A few years back, the cost of solar panels were prohibited expensive. These were things that the average owner, no matter how green or environmentally conscious, could afford to install. A number of driving social, economic and technological factors allow for a cost decline that will allow for more mainstream usage. According to the Earth Policy Institute, since the mid 2008, solar panel costs have decreased by 40%.
The interest in solar panels has always been there as it allows for clean and renewable energy. But previously people have hesitated to use them as it is a new, expensive and unproven technology. The challenge had always been to make it cost effective and efficient. Janet Sawin of Worldwatch, an environmental think-thank notes that “there are two major trends that will accelerate the growth of solar photovoltaic (PV): the development of advanced technologies and the emergence of China as a low-cost producer.”
These producers are able to build capacity and increase the economies of scale. According to the 2009 Eco-Economy report on solar panels by the Earth Policy Institute, the global production of PV cells have increased 51% from 2008 to catch up to demand. From 2007 to 2008, there was an increase by 89%.
Aside from price decreases from mass production, there are many governmental programs encouraging the use of environmentally friendly products. Governments around the world are providing incentives to purchase solar panels such as a feed-in tariff, guaranteeing homeowners, firms and utilities a certain price for each kilo-watt they produce. Incentive programs have been adopted by 50 countries including Canada and the Deutsche Bank estimates that these tariffs have led to 75 percent of worldwide PV installations as of 2008, including both large scale utility and small residential projects.
As well, technological advances have allowed for new more efficient solar panels. Supply shortages have lead to new technologies not requiring as much purified silicon and are less expensive to manufacture.
Technological advances have also increased the lifespan of solar panels from 20 years to 30 years. This makes it more appealing to investors in solar panels. The expense is from the initial cost equipment and the installation, and over time there should be no additional costs as energy use will essentially be free.
Governments, individuals and producers are pretty keen on clean, cheap energy.
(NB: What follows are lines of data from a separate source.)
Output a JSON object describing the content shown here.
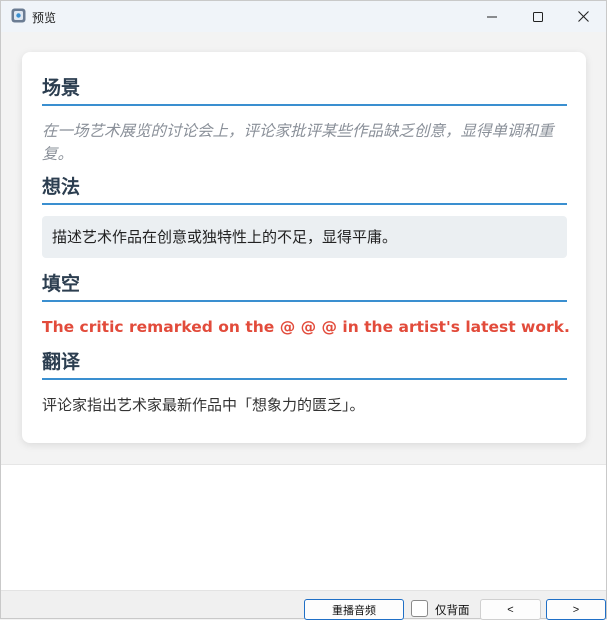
{
  "window": {
    "title": "预览"
  },
  "card": {
    "scene": {
      "heading": "场景",
      "text": "在一场艺术展览的讨论会上，评论家批评某些作品缺乏创意，显得单调和重复。"
    },
    "idea": {
      "heading": "想法",
      "text": "描述艺术作品在创意或独特性上的不足，显得平庸。"
    },
    "cloze": {
      "heading": "填空",
      "text": "The critic remarked on the @ @ @ in the artist's latest work."
    },
    "translation": {
      "heading": "翻译",
      "text": "评论家指出艺术家最新作品中「想象力的匮乏」。"
    }
  },
  "toolbar": {
    "replay_label": "重播音频",
    "back_only_label": "仅背面",
    "back_only_checked": false,
    "prev_label": "<",
    "next_label": ">"
  },
  "colors": {
    "heading": "#2c3e50",
    "heading_underline": "#3a8fd0",
    "scene_text": "#8a9099",
    "cloze_text": "#e24b3b",
    "idea_box_bg": "#ebeff2",
    "focus_border": "#1f6fc6"
  },
  "icons": {
    "app": "app-icon",
    "minimize": "minimize-icon",
    "maximize": "maximize-icon",
    "close": "close-icon"
  }
}
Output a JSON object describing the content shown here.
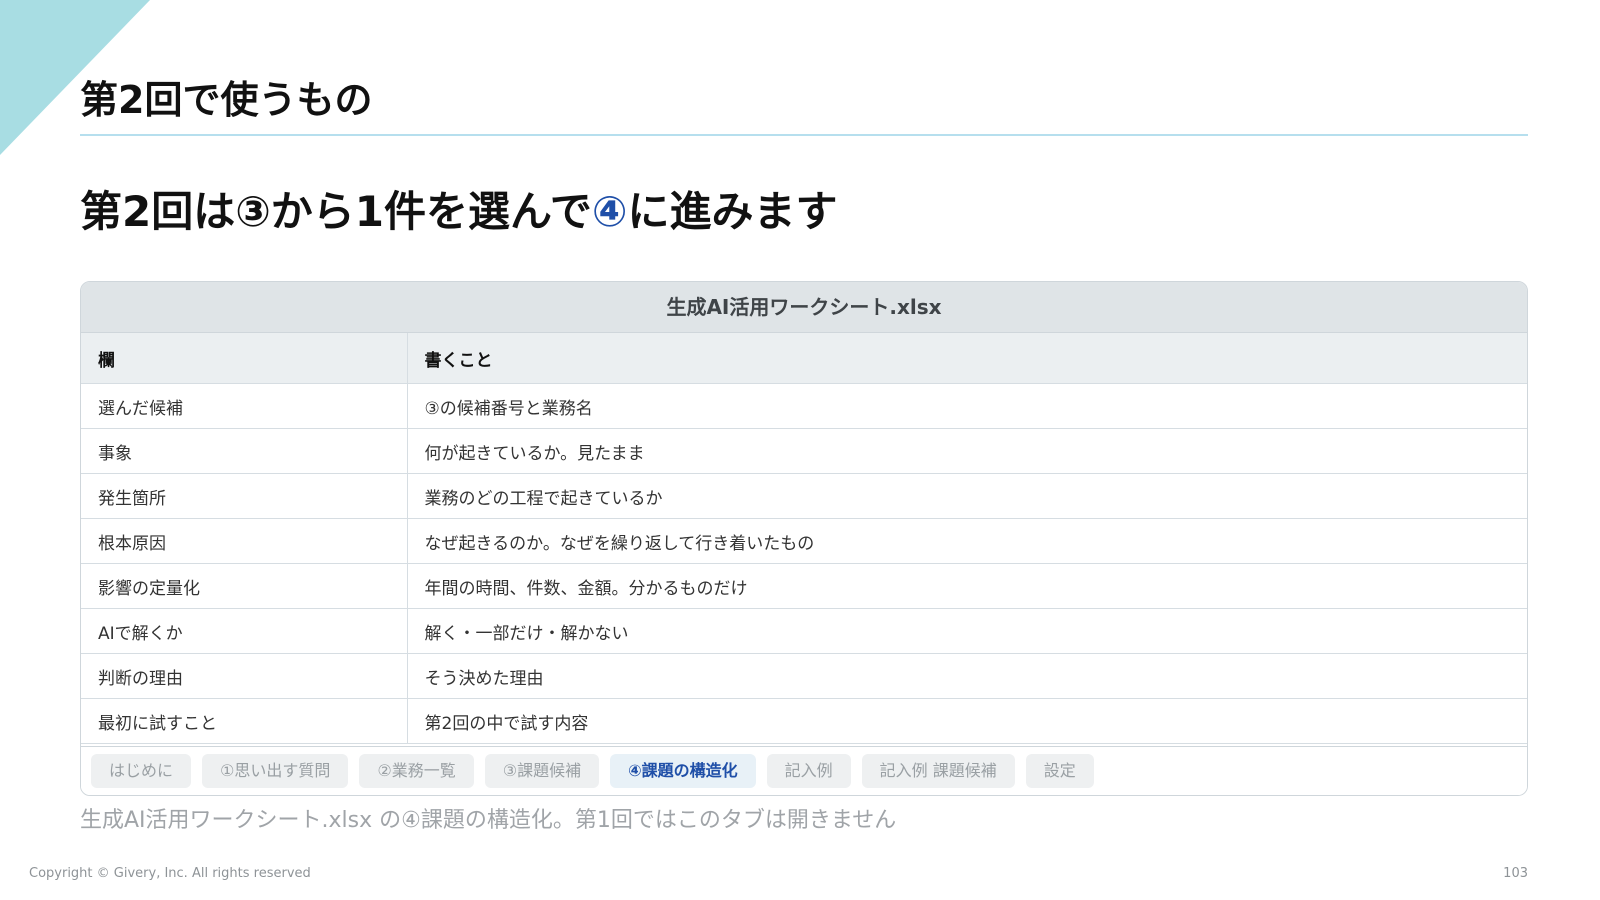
{
  "slide": {
    "title": "第2回で使うもの",
    "headline": {
      "part1": "第2回は③から1件を選んで",
      "accent": "④",
      "part2": "に進みます"
    },
    "caption": "生成AI活用ワークシート.xlsx の④課題の構造化。第1回ではこのタブは開きません",
    "copyright": "Copyright © Givery, Inc. All rights reserved",
    "page_number": "103",
    "colors": {
      "accent": "#1f4fa8",
      "corner": "#a8dde3",
      "rule": "#b6dfee"
    }
  },
  "sheet": {
    "filename": "生成AI活用ワークシート.xlsx",
    "headers": [
      "欄",
      "書くこと"
    ],
    "rows": [
      [
        "選んだ候補",
        "③の候補番号と業務名"
      ],
      [
        "事象",
        "何が起きているか。見たまま"
      ],
      [
        "発生箇所",
        "業務のどの工程で起きているか"
      ],
      [
        "根本原因",
        "なぜ起きるのか。なぜを繰り返して行き着いたもの"
      ],
      [
        "影響の定量化",
        "年間の時間、件数、金額。分かるものだけ"
      ],
      [
        "AIで解くか",
        "解く・一部だけ・解かない"
      ],
      [
        "判断の理由",
        "そう決めた理由"
      ],
      [
        "最初に試すこと",
        "第2回の中で試す内容"
      ]
    ],
    "tabs": [
      {
        "label": "はじめに",
        "active": false
      },
      {
        "label": "①思い出す質問",
        "active": false
      },
      {
        "label": "②業務一覧",
        "active": false
      },
      {
        "label": "③課題候補",
        "active": false
      },
      {
        "label": "④課題の構造化",
        "active": true
      },
      {
        "label": "記入例",
        "active": false
      },
      {
        "label": "記入例 課題候補",
        "active": false
      },
      {
        "label": "設定",
        "active": false
      }
    ]
  }
}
Europe is hoping to have half of its electricity delivered by solar energy in 2020. All this frenzied activity will reduce the prices of solar panels even more and allow more companies and individuals to benefit from energy savings.